◆ Exercise prompt: Output each record below exactly, and include all of them.

BEGIN Exercise material

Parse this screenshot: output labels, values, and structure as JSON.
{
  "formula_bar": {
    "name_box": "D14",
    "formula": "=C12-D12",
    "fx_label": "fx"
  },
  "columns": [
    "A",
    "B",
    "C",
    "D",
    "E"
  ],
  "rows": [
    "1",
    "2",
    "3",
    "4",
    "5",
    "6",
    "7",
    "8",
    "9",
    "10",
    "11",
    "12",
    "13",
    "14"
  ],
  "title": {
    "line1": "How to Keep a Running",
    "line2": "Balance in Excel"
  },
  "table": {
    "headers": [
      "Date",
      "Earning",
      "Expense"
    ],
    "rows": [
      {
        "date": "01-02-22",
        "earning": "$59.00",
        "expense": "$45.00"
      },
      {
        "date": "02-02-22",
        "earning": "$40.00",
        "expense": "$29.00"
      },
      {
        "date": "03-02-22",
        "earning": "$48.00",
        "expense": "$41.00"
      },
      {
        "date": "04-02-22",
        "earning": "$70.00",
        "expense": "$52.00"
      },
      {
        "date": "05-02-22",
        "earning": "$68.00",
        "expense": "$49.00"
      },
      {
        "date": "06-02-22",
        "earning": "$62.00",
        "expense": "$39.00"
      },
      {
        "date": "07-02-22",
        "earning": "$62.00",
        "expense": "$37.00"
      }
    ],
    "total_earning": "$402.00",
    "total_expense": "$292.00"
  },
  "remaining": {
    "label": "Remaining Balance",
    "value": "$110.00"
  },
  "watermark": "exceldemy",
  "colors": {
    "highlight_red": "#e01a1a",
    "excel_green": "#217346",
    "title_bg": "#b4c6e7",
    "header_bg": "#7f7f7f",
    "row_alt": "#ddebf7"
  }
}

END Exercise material

◆ Response area:
Parse this screenshot: output labels, values, and structure as JSON.
{
  "formula_bar": {
    "name_box": "D14",
    "formula": "=C12-D12",
    "fx_label": "fx"
  },
  "columns": [
    "A",
    "B",
    "C",
    "D",
    "E"
  ],
  "rows": [
    "1",
    "2",
    "3",
    "4",
    "5",
    "6",
    "7",
    "8",
    "9",
    "10",
    "11",
    "12",
    "13",
    "14"
  ],
  "title": {
    "line1": "How to Keep a Running",
    "line2": "Balance in Excel"
  },
  "table": {
    "headers": [
      "Date",
      "Earning",
      "Expense"
    ],
    "rows": [
      {
        "date": "01-02-22",
        "earning": "$59.00",
        "expense": "$45.00"
      },
      {
        "date": "02-02-22",
        "earning": "$40.00",
        "expense": "$29.00"
      },
      {
        "date": "03-02-22",
        "earning": "$48.00",
        "expense": "$41.00"
      },
      {
        "date": "04-02-22",
        "earning": "$70.00",
        "expense": "$52.00"
      },
      {
        "date": "05-02-22",
        "earning": "$68.00",
        "expense": "$49.00"
      },
      {
        "date": "06-02-22",
        "earning": "$62.00",
        "expense": "$39.00"
      },
      {
        "date": "07-02-22",
        "earning": "$62.00",
        "expense": "$37.00"
      }
    ],
    "total_earning": "$402.00",
    "total_expense": "$292.00"
  },
  "remaining": {
    "label": "Remaining Balance",
    "value": "$110.00"
  },
  "watermark": "exceldemy",
  "colors": {
    "highlight_red": "#e01a1a",
    "excel_green": "#217346",
    "title_bg": "#b4c6e7",
    "header_bg": "#7f7f7f",
    "row_alt": "#ddebf7"
  }
}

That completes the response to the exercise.